* **Instructions for the task**: Each entry below must come back exactly as written, without its pictures.

* **Material provided**:
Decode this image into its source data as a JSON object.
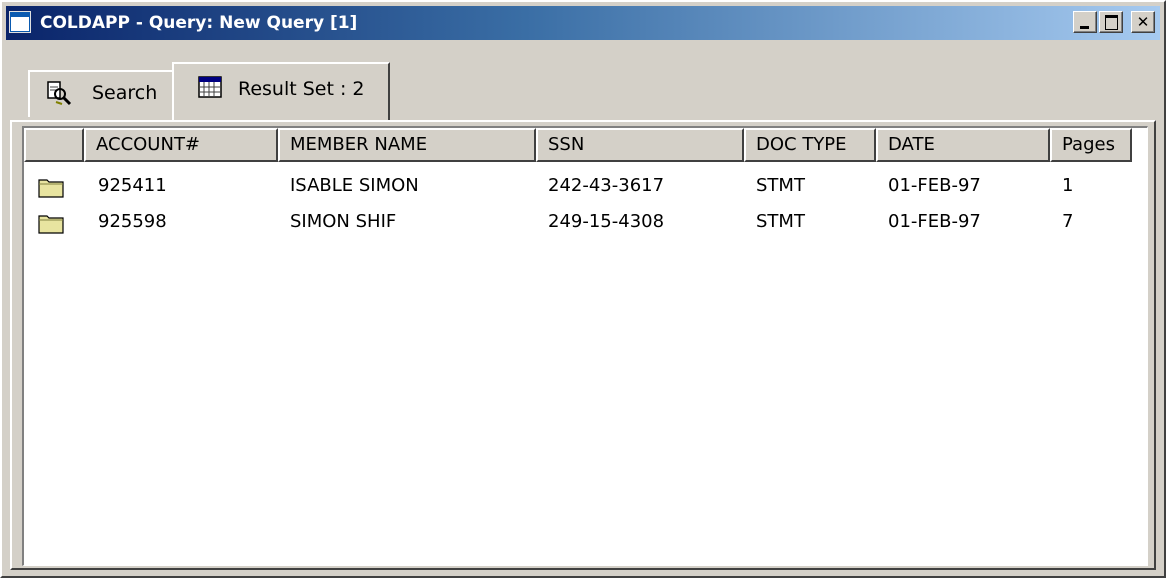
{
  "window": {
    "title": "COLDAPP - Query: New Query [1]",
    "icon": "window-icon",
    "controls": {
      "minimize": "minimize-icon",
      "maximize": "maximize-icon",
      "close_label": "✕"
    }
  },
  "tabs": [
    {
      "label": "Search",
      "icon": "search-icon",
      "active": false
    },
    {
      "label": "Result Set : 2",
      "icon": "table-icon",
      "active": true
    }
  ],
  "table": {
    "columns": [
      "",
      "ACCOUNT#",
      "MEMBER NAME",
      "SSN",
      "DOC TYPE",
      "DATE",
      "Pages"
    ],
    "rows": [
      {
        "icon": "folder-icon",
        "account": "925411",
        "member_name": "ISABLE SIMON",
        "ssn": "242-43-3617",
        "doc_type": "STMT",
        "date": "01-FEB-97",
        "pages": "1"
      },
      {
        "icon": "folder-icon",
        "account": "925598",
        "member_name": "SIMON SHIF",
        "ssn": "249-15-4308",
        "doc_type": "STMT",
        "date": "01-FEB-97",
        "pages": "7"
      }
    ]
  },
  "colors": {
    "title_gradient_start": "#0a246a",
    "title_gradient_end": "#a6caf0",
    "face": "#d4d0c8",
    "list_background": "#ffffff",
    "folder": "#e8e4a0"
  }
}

* **Response**:
Decode this image into its source data as a JSON object.
{
  "window": {
    "title": "COLDAPP - Query: New Query [1]",
    "icon": "window-icon",
    "controls": {
      "minimize": "minimize-icon",
      "maximize": "maximize-icon",
      "close_label": "✕"
    }
  },
  "tabs": [
    {
      "label": "Search",
      "icon": "search-icon",
      "active": false
    },
    {
      "label": "Result Set : 2",
      "icon": "table-icon",
      "active": true
    }
  ],
  "table": {
    "columns": [
      "",
      "ACCOUNT#",
      "MEMBER NAME",
      "SSN",
      "DOC TYPE",
      "DATE",
      "Pages"
    ],
    "rows": [
      {
        "icon": "folder-icon",
        "account": "925411",
        "member_name": "ISABLE SIMON",
        "ssn": "242-43-3617",
        "doc_type": "STMT",
        "date": "01-FEB-97",
        "pages": "1"
      },
      {
        "icon": "folder-icon",
        "account": "925598",
        "member_name": "SIMON SHIF",
        "ssn": "249-15-4308",
        "doc_type": "STMT",
        "date": "01-FEB-97",
        "pages": "7"
      }
    ]
  },
  "colors": {
    "title_gradient_start": "#0a246a",
    "title_gradient_end": "#a6caf0",
    "face": "#d4d0c8",
    "list_background": "#ffffff",
    "folder": "#e8e4a0"
  }
}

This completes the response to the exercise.